Q: Since the coronavirus pandemic started, I’m having trouble sleeping. What can I do?
Please know, you are not alone.
Many who never struggled with insomnia before are surprisingly undergoing disruptions in their nightly rest. We live in a place filled with aloha and sunshine but are now stuck indoors. We are restless and impatient. Many on Maui agonize with thoughts of exposure to illness, financial hardship, relatives we love but cannot visit and general turmoil in the nation. Even as we expect decreased restrictions, we still linger in limbo. These constant emotional skirmishes cause anxiety. And guess what? Researchers have found anxiety can disrupt your sleep and sleep problems cause anxiety. Meaning, sleep is the answer and the problem. And just like anxiety, sleep problems can impact how you function emotionally, mentally, and physically. It’s worth it to help yourself get a better night’s sleep. Sleep can reduce stress, anxiety and depression, help you think better, improve your mood, and reduce irritability. All of which can help improve family relationships when you’re in close quarters. Getting enough sleep also helps strengthen your immune system, which is important when you’re trying to stay healthy.
Some steps that can help you sleep better include:
• Establish a consistent routine- wake up and go to sleep at approximately the same time each day
• Spend time outside in the natural light during the day.

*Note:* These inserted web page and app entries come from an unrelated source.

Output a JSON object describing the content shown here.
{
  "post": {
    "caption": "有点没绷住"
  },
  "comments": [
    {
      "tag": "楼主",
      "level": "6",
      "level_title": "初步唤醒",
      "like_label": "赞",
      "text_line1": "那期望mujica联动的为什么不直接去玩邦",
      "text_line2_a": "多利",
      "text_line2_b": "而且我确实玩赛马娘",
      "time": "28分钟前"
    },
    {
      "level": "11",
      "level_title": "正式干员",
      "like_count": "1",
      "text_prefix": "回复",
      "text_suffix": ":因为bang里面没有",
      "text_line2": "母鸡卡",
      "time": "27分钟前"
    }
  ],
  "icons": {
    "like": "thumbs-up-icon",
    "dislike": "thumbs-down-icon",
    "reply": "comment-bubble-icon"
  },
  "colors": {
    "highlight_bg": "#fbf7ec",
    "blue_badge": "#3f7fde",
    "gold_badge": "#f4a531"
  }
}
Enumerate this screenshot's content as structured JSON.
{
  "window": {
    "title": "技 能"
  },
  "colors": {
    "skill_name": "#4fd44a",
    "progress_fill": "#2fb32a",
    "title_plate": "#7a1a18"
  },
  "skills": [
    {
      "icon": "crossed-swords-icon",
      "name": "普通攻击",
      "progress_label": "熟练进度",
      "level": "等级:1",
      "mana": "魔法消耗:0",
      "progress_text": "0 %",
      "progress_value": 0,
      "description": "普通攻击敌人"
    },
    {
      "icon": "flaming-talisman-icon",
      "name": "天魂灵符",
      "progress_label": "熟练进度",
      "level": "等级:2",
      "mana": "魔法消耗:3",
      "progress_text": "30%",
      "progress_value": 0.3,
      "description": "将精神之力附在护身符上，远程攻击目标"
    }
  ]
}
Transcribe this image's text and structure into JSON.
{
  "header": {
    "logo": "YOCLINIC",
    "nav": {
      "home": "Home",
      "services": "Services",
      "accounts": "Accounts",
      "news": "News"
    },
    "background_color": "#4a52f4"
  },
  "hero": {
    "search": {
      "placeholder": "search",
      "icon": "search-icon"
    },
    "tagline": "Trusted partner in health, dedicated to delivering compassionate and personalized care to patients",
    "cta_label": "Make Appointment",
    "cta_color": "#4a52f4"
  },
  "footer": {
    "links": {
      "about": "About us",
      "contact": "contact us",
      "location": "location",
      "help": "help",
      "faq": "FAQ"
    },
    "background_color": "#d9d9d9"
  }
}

• Have a bed time routine where you wind down and relax
• Avoid your phone and screen time for about an hour before bed.
• Use your bed only for sleep and sex/intimacy
• Avoid working on your computer, watching TV, or doing other activities in your bedroom.
• Get some exercise and physical activity during the day.
• Avoid too much alcohol or caffeine, especially late in the day.
Finally, if your insomnia is severe or getting worse, call your doctor. And if you’re dealing with serious stress or anxiety, such as worries about health, family, or money, consider talking with a counselor to get help.
While it’s common for people to have insomnia during a stressful time, help is available. By making a few lifestyle changes, it’s possible to improve your sleep — and your health.
Benjamin Thompson, MD